An eerie and often beautiful medieval fantasy parable about the devil sending two messengers to earth to break up a court romance, directed by Marcel Carne during the French occupation from a script coauthored by Jacques Prevert (1942). An obscure antifascist message may have been intended, but it doesn’t come across with much clarity; more sustaining are the film’s memorable look and atmosphere, and the capacity of the messengers to freeze the action into tableaux that anticipate by nearly 20 years images in Last Year at Marienbad. Also known as The Devil’s Envoys. With Jules Berry (The Crime of Monsieur Lange), Arletty, Alain Cuny, Fernand Ledoux, and Marie Dea. 90 min. (JR)… Read more »

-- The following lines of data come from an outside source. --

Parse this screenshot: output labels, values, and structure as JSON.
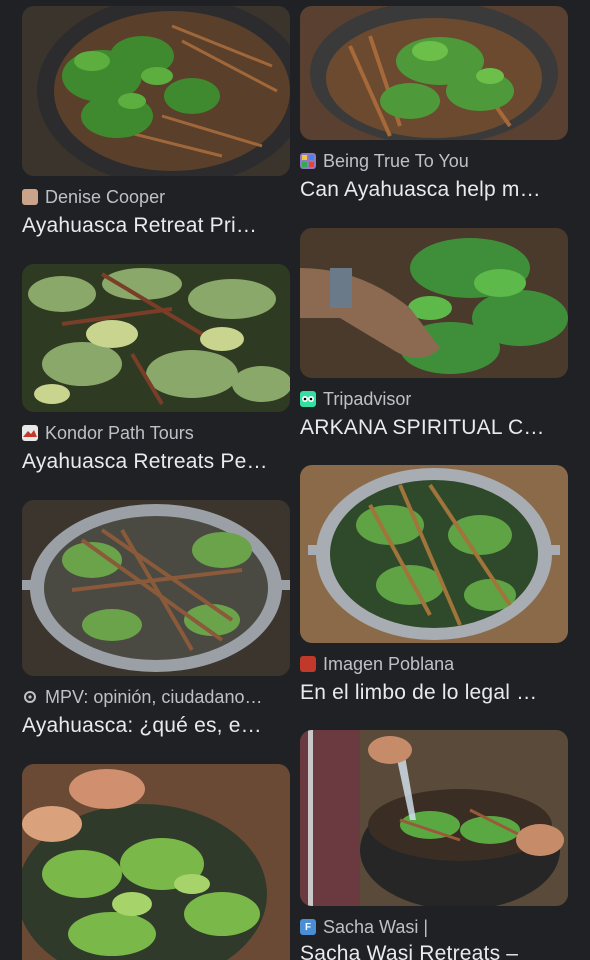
{
  "results": {
    "left": [
      {
        "source": "Denise Cooper",
        "title": "Ayahuasca Retreat Pri…",
        "favicon": "portrait-favicon-icon"
      },
      {
        "source": "Kondor Path Tours",
        "title": "Ayahuasca Retreats Pe…",
        "favicon": "mountain-favicon-icon"
      },
      {
        "source": "MPV: opinión, ciudadano…",
        "title": "Ayahuasca: ¿qué es, e…",
        "favicon": "circle-favicon-icon"
      },
      {
        "source": "",
        "title": "",
        "favicon": ""
      }
    ],
    "right": [
      {
        "source": "Being True To You",
        "title": "Can Ayahuasca help m…",
        "favicon": "grid-favicon-icon"
      },
      {
        "source": "Tripadvisor",
        "title": "ARKANA SPIRITUAL C…",
        "favicon": "owl-favicon-icon"
      },
      {
        "source": "Imagen Poblana",
        "title": "En el limbo de lo legal …",
        "favicon": "red-square-favicon-icon"
      },
      {
        "source": "Sacha Wasi |",
        "title": "Sacha Wasi Retreats –",
        "favicon": "letter-f-favicon-icon",
        "favicon_letter": "F"
      }
    ]
  },
  "colors": {
    "background": "#202124",
    "source_text": "#bdc1c6",
    "title_text": "#e8eaed"
  }
}
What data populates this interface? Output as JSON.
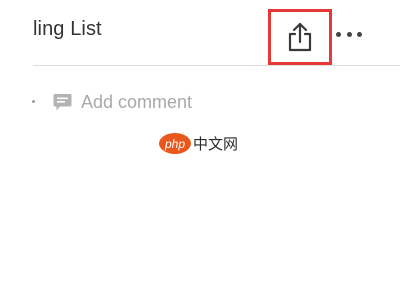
{
  "header": {
    "title": "ling List"
  },
  "toolbar": {
    "share_icon": "share-icon",
    "more_icon": "more-icon",
    "highlight_color": "#e53935"
  },
  "comment": {
    "label": "Add comment",
    "icon": "comment-icon"
  },
  "watermark": {
    "badge": "php",
    "text": "中文网",
    "badge_color": "#e8581c"
  }
}
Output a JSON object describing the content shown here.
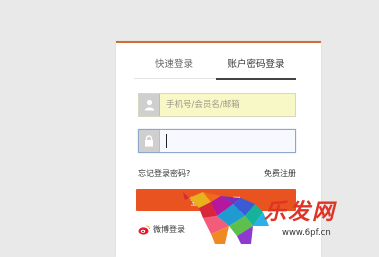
{
  "tabs": {
    "quick": "快速登录",
    "account": "账户密码登录"
  },
  "username": {
    "placeholder": "手机号/会员名/邮箱",
    "icon": "user-icon"
  },
  "password": {
    "icon": "lock-icon"
  },
  "links": {
    "forgot": "忘记登录密码?",
    "register": "免费注册"
  },
  "login_button": "登 录",
  "social": {
    "weibo": "微博登录"
  },
  "watermark": {
    "brand": "乐发网",
    "url": "www.6pf.cn"
  },
  "colors": {
    "accent": "#e8531f",
    "field_highlight": "#f8f7c6"
  }
}
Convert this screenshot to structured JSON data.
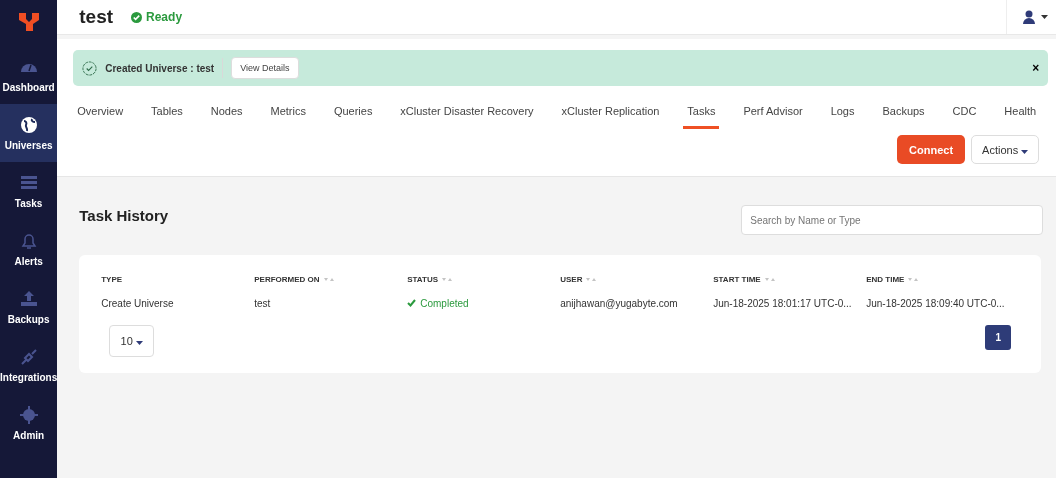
{
  "sidebar": {
    "items": [
      {
        "label": "Dashboard",
        "selected": false
      },
      {
        "label": "Universes",
        "selected": true
      },
      {
        "label": "Tasks",
        "selected": false
      },
      {
        "label": "Alerts",
        "selected": false
      },
      {
        "label": "Backups",
        "selected": false
      },
      {
        "label": "Integrations",
        "selected": false
      },
      {
        "label": "Admin",
        "selected": false
      }
    ]
  },
  "header": {
    "title": "test",
    "status": "Ready"
  },
  "banner": {
    "message": "Created Universe : test",
    "button": "View Details",
    "close": "×"
  },
  "tabs": [
    {
      "label": "Overview",
      "selected": false
    },
    {
      "label": "Tables",
      "selected": false
    },
    {
      "label": "Nodes",
      "selected": false
    },
    {
      "label": "Metrics",
      "selected": false
    },
    {
      "label": "Queries",
      "selected": false
    },
    {
      "label": "xCluster Disaster Recovery",
      "selected": false
    },
    {
      "label": "xCluster Replication",
      "selected": false
    },
    {
      "label": "Tasks",
      "selected": true
    },
    {
      "label": "Perf Advisor",
      "selected": false
    },
    {
      "label": "Logs",
      "selected": false
    },
    {
      "label": "Backups",
      "selected": false
    },
    {
      "label": "CDC",
      "selected": false
    },
    {
      "label": "Health",
      "selected": false
    }
  ],
  "actions": {
    "connect": "Connect",
    "more": "Actions"
  },
  "task_history": {
    "title": "Task History",
    "search": {
      "placeholder": "Search by Name or Type"
    },
    "table": {
      "columns": [
        {
          "label": "TYPE",
          "sortable": false
        },
        {
          "label": "PERFORMED ON",
          "sortable": true
        },
        {
          "label": "STATUS",
          "sortable": true
        },
        {
          "label": "USER",
          "sortable": true
        },
        {
          "label": "START TIME",
          "sortable": true
        },
        {
          "label": "END TIME",
          "sortable": true
        }
      ],
      "rows": [
        {
          "type": "Create Universe",
          "performed_on": "test",
          "status": {
            "text": "Completed",
            "kind": "success"
          },
          "user": "anijhawan@yugabyte.com",
          "start_time": "Jun-18-2025 18:01:17 UTC-0...",
          "end_time": "Jun-18-2025 18:09:40 UTC-0..."
        }
      ]
    },
    "page_size": "10",
    "pages": [
      {
        "label": "1",
        "selected": true
      }
    ]
  }
}
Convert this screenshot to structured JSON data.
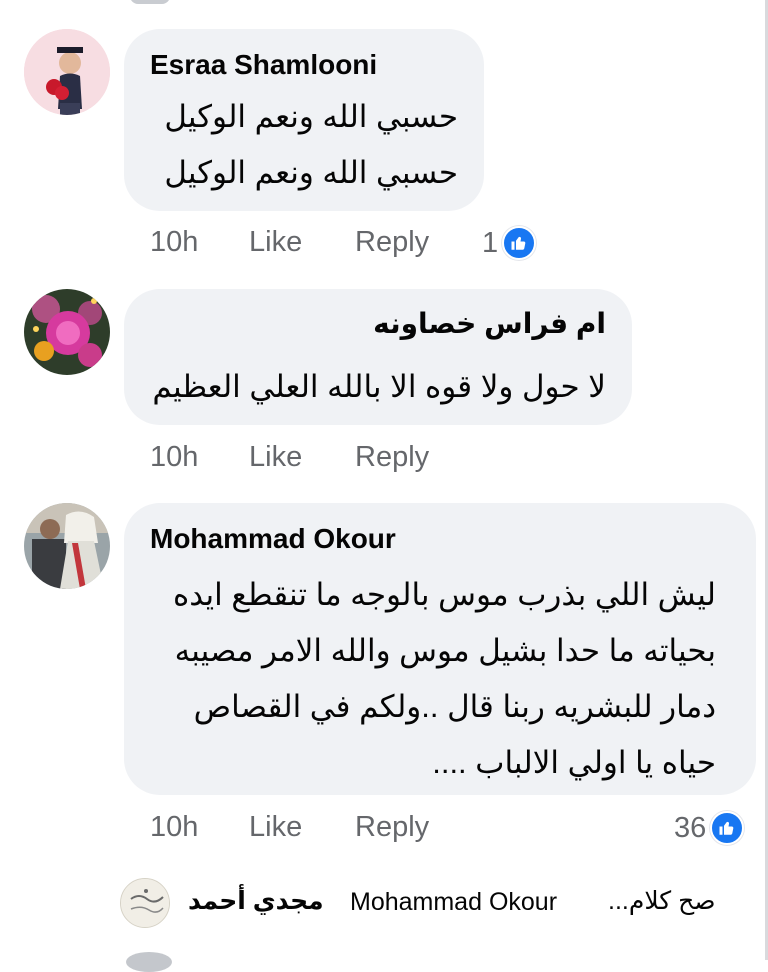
{
  "comments": [
    {
      "author": "Esraa Shamlooni",
      "lines": [
        "حسبي الله ونعم الوكيل",
        "حسبي الله ونعم الوكيل"
      ],
      "time": "10h",
      "like_label": "Like",
      "reply_label": "Reply",
      "reaction_count": "1",
      "reaction_icon": "like-icon"
    },
    {
      "author": "ام فراس خصاونه",
      "lines": [
        "لا حول ولا قوه الا بالله العلي العظيم"
      ],
      "time": "10h",
      "like_label": "Like",
      "reply_label": "Reply"
    },
    {
      "author": "Mohammad Okour",
      "lines": [
        "ليش اللي بذرب موس بالوجه ما تنقطع ايده",
        "بحياته ما حدا بشيل موس والله الامر مصيبه",
        "دمار للبشريه ربنا قال ..ولكم في القصاص",
        "حياه يا اولي الالباب ...."
      ],
      "time": "10h",
      "like_label": "Like",
      "reply_label": "Reply",
      "reaction_count": "36",
      "reaction_icon": "like-icon"
    }
  ],
  "reply_preview": {
    "author": "مجدي أحمد",
    "mention": "Mohammad Okour",
    "text": "صح كلام..."
  },
  "colors": {
    "bubble": "#f0f2f5",
    "meta_text": "#65676b",
    "like_blue": "#1877f2"
  }
}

Tom Jones

Popular, irreverent adaptation of Fielding’s classic novel, scripted by John Osborne and directed by Tony Richardson in 1963. Despite the fitful energy and the beauty of the settings, the ugliness of the mise en scene and the crudity of the editing tend to triumph. Aping the stylistic eclecticism of Truffaut and Godard during the same period, the movie is too lacking in grace and finesse to provide anything more than broad and mainly random vaudeville turns. The precredits prologuesupposedly done in the style of silent films but blithely introducing handheld camera movement and a zoomis all too typical. Not even the gifted castAlbert Finney, Susannah York, Hugh Griffith, Dame Edith Evans, Joan Greenwood, Diane Cilento, and George Devinecan survive all the willful jauntiness. which is aggressively underlined by John Addison’s score. 129 min. (JR)… Read more »

Rouge

This evocative 1987 ghost story from Hong Kong, directed by Stanley Kwan, opens in the present, when a female ghost (Anita Mui) dressed in the style of a courtesan of the 30s turns up at the classified department of a newspaper, searching for her lover of half a century ago (Leslie Cheung). The young head of the department takes her home, where he encounters the wrath of his girlfriend. Eventually the young couple become enmeshed in the ghost’s search, which leads to an account of what happened in the mid-30s. Visually graceful and strongly atmospheric, this is one of the best Hong Kong films I’ve seen, though Kwan surpassed it in 1991 with Actress. (JR)… Read more »